Website and app data records
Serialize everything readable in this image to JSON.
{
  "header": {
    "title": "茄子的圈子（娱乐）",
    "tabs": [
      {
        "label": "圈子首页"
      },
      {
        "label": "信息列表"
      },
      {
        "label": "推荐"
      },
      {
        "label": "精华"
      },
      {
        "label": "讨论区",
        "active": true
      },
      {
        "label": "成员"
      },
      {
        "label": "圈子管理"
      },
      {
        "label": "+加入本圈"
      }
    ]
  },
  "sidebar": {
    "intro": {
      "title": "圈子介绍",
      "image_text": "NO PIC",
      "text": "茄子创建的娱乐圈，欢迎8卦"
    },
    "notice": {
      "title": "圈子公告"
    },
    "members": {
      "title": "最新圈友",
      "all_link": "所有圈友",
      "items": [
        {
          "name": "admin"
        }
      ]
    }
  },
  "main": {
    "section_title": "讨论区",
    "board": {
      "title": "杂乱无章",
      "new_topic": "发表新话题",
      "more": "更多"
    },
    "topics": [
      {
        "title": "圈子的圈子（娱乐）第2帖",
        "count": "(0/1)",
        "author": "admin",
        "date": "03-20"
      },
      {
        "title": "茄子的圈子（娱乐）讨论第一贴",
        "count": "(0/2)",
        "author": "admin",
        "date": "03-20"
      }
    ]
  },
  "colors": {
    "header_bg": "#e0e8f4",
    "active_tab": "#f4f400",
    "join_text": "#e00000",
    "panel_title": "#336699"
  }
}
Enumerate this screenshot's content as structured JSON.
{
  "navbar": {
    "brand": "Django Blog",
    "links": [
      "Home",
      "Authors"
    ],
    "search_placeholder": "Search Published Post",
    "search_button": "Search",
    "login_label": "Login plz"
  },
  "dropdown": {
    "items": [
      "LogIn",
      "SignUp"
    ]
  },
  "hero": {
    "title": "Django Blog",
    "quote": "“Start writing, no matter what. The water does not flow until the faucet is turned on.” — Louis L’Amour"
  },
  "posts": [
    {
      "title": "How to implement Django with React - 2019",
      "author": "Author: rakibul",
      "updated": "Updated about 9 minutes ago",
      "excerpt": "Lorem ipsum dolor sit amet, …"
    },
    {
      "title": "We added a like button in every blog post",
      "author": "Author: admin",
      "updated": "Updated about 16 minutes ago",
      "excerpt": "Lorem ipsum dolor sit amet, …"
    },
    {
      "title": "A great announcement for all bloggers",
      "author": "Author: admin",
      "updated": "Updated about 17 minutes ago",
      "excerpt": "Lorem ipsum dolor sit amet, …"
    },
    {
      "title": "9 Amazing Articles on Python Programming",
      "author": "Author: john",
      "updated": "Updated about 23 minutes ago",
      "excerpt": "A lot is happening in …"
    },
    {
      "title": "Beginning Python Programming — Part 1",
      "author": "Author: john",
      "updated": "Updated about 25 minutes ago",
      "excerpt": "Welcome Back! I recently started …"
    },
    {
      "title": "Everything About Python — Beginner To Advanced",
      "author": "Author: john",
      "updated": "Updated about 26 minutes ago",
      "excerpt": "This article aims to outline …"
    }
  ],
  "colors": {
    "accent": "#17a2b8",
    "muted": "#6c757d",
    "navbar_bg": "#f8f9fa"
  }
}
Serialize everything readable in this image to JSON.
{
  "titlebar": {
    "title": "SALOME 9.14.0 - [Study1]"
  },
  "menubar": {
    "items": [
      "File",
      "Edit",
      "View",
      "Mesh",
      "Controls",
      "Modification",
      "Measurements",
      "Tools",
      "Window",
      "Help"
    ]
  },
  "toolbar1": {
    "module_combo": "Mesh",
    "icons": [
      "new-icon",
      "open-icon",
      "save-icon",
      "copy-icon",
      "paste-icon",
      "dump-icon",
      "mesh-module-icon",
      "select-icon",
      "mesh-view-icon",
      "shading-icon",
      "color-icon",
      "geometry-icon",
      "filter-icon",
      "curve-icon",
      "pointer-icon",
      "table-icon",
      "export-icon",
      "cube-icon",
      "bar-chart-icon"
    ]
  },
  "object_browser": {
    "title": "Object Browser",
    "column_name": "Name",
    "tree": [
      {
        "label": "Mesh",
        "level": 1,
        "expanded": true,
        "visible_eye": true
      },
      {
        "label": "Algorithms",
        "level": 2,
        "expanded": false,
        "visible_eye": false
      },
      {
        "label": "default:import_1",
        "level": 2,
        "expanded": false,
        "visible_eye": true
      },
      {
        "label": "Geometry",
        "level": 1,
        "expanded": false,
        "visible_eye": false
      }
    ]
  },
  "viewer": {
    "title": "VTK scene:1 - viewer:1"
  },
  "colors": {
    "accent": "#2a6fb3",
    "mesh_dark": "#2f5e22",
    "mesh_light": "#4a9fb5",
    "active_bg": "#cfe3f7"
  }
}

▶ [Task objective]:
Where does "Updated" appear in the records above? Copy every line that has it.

▶ [Exercise output]:
      "updated": "Updated about 9 minutes ago",
      "updated": "Updated about 16 minutes ago",
      "updated": "Updated about 17 minutes ago",
      "updated": "Updated about 23 minutes ago",
      "updated": "Updated about 25 minutes ago",
      "updated": "Updated about 26 minutes ago",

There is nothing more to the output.